Democrats have signaled they were willing to save Johnson from an ouster threat for putting Ukraine aid up for a vote. Rep. Jared Moskowitz, D-Fla., said in a post on X, formerly Twitter, that “Massie wants the world to burn, I won’t stand by and watch. I have a bucket of water.”

But multiple House Republicans who spoke to USA TODAY on the condition of anonymity to speak candidly, expressed doubts about the prospects of Democrats supporting Johnson.

“Even if he survives, how long?” one House Republican wondered, expressing skepticism that Republican voters could support Johnson. “I don’t think the public would accept that.”

Another House Republican said Johnson has lost more ground with conservatives than his predecessor, saying “McCarthy was vacated for far less.”

That Republican said it wasn’t a question of whether there would be enough GOP votes to remove him or whether Democrats would save him, but just whether Johnson would accept that help, or take the step of resigning instead.

It's a conundrum for Johnson's speakership: If the Republican leader accepts Democratic support to keep his job, his days could be numbered anyway. Massie warned that Johnson's critics could simply force more votes to remove Johnson if he stays in power, incensed by his willingness to work with Democrats.

When asked if Johnson would reach out to Democrats and ask for their support, the speaker responded that he “had not asked a single Democrat to get involved in that at all.”

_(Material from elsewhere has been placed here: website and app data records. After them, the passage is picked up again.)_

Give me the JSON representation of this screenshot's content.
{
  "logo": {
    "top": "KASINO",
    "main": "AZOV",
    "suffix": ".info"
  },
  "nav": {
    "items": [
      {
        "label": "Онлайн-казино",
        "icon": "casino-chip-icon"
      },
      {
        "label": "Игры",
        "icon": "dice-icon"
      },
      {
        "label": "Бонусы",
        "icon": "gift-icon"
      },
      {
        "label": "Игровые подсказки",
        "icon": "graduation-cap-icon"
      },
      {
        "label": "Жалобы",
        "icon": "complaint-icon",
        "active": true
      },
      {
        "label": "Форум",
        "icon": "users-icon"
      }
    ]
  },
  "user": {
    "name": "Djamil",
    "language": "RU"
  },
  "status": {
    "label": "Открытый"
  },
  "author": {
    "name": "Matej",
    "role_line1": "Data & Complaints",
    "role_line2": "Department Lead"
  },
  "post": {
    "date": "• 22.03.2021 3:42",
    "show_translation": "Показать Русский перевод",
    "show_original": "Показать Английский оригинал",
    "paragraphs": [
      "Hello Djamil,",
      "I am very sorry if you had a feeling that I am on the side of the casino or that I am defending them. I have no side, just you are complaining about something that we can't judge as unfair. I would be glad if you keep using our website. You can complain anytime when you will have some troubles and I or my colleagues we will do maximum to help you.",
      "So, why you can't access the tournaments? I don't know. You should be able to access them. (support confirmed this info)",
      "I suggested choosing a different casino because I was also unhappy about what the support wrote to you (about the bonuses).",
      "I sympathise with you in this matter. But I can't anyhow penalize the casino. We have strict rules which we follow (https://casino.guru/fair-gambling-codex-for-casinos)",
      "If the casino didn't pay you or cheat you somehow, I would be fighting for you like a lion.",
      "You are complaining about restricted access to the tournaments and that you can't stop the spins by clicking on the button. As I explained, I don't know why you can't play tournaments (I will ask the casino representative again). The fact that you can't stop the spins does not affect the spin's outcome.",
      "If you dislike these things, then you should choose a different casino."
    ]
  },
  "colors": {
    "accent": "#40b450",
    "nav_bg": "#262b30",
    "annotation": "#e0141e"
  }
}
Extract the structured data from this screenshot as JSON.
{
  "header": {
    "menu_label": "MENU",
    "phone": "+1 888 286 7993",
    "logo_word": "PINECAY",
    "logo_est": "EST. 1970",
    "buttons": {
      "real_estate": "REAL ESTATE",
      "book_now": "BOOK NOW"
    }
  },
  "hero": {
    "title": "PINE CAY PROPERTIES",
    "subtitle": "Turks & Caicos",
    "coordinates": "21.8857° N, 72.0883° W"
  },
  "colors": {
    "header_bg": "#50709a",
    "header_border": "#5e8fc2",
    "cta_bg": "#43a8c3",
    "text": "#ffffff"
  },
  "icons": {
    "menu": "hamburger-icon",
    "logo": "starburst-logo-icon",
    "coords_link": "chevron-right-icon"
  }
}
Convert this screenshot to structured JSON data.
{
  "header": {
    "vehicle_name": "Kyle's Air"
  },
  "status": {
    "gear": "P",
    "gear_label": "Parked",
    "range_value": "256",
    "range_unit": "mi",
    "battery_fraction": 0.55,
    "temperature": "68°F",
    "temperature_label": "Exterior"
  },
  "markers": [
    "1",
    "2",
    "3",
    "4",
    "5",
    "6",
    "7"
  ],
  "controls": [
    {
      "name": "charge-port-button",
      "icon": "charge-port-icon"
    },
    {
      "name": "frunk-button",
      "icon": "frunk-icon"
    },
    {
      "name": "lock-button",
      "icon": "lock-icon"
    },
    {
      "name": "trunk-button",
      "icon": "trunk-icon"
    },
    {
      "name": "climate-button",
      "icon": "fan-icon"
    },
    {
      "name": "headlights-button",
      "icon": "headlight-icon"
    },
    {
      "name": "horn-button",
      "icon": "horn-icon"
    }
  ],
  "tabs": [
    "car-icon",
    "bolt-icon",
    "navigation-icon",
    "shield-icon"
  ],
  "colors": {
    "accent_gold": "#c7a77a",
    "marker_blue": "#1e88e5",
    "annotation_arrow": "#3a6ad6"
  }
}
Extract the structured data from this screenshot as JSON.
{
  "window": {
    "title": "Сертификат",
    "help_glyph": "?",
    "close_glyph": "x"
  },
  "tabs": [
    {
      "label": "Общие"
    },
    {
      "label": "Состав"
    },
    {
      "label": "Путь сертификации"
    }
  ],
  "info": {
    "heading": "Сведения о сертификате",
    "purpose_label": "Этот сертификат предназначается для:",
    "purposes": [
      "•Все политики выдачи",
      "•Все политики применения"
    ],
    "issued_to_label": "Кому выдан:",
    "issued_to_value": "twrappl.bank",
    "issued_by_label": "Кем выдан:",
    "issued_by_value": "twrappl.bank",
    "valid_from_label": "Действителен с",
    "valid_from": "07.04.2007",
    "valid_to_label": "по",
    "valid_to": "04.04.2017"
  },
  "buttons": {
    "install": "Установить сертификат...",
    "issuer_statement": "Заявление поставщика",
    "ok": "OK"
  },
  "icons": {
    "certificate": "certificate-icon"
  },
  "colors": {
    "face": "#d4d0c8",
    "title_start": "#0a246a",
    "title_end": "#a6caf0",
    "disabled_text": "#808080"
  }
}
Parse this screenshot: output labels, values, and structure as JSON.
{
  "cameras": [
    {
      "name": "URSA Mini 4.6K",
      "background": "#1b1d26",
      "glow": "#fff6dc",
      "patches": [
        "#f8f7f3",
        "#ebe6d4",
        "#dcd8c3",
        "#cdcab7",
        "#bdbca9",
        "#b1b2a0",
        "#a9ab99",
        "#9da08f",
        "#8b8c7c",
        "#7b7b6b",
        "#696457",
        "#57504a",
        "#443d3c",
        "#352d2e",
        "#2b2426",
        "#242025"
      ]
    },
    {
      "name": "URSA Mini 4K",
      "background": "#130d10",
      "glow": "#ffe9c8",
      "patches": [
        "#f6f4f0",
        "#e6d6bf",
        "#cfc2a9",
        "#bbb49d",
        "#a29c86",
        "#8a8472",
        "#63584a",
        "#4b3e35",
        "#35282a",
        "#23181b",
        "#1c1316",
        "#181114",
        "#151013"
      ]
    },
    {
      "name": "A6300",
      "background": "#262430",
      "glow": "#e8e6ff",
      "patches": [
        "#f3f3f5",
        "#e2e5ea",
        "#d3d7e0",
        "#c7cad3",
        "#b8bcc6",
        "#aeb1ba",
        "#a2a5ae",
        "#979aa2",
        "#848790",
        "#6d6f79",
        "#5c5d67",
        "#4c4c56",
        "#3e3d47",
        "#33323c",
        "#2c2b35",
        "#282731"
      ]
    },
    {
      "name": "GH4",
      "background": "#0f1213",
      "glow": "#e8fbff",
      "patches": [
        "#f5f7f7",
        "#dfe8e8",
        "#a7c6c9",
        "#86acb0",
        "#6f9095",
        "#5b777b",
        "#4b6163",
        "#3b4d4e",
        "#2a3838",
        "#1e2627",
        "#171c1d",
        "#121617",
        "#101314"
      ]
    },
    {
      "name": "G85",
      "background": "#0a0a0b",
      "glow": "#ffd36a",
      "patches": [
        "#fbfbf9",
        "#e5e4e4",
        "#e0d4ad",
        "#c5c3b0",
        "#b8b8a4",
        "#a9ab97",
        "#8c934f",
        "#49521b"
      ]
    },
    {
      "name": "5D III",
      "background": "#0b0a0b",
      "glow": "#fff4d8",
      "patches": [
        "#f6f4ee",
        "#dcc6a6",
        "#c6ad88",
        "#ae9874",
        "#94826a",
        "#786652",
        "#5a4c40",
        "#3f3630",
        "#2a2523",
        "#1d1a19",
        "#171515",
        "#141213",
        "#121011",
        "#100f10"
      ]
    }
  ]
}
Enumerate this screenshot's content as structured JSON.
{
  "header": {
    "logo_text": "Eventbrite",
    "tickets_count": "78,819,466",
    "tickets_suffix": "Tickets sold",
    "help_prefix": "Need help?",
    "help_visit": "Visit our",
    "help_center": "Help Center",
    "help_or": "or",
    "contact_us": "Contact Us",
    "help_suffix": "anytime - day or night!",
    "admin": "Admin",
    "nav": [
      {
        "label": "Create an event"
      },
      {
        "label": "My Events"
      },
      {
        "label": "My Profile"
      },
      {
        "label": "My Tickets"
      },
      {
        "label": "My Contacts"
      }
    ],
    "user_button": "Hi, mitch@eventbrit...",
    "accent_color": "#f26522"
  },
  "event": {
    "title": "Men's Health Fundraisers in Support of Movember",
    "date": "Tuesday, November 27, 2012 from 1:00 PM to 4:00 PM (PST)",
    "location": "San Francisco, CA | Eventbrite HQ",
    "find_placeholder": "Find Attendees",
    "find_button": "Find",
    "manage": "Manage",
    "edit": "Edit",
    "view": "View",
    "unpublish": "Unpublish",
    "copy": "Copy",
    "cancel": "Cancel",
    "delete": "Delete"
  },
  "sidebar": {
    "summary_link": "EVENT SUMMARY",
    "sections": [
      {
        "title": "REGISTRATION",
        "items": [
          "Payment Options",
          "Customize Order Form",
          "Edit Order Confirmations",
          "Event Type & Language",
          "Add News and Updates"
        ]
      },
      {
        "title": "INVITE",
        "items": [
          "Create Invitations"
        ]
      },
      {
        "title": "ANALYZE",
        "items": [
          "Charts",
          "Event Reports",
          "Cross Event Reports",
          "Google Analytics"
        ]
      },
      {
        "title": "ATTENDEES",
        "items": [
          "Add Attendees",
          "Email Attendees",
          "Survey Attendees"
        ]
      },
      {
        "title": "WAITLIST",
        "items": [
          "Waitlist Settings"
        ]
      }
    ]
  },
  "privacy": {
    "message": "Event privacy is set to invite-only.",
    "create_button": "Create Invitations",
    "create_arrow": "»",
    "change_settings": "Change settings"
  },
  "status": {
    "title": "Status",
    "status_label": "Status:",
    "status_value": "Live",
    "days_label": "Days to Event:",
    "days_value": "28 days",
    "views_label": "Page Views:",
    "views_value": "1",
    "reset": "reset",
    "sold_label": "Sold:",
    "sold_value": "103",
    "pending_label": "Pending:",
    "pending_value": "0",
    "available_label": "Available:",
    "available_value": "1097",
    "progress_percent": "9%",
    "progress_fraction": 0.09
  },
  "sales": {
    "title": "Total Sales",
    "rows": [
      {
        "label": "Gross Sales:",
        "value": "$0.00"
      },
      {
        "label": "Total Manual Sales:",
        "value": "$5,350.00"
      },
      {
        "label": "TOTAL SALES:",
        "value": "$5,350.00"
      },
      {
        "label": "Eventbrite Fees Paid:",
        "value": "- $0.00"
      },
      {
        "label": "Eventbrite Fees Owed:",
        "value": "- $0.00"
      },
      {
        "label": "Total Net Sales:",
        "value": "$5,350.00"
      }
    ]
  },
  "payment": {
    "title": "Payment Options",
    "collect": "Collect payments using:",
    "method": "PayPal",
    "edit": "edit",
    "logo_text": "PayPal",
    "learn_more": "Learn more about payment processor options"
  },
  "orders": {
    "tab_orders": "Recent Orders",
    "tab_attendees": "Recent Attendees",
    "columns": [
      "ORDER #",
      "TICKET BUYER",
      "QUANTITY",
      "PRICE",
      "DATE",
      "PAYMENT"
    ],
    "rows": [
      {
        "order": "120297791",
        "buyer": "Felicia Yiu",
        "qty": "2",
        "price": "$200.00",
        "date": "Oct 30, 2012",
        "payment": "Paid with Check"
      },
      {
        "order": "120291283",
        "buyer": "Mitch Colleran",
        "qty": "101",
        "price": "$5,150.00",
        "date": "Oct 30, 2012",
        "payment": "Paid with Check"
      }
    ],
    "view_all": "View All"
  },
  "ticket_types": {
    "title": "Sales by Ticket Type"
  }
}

“I do not spend time walking around thinking about the motion to vacate. I have a job to do here and I’m going to do the job regardless of personal consequences,” Johnson said.

This article originally appeared on USA TODAY: Democrats could save Mike Johnson's job – and drive Republicans away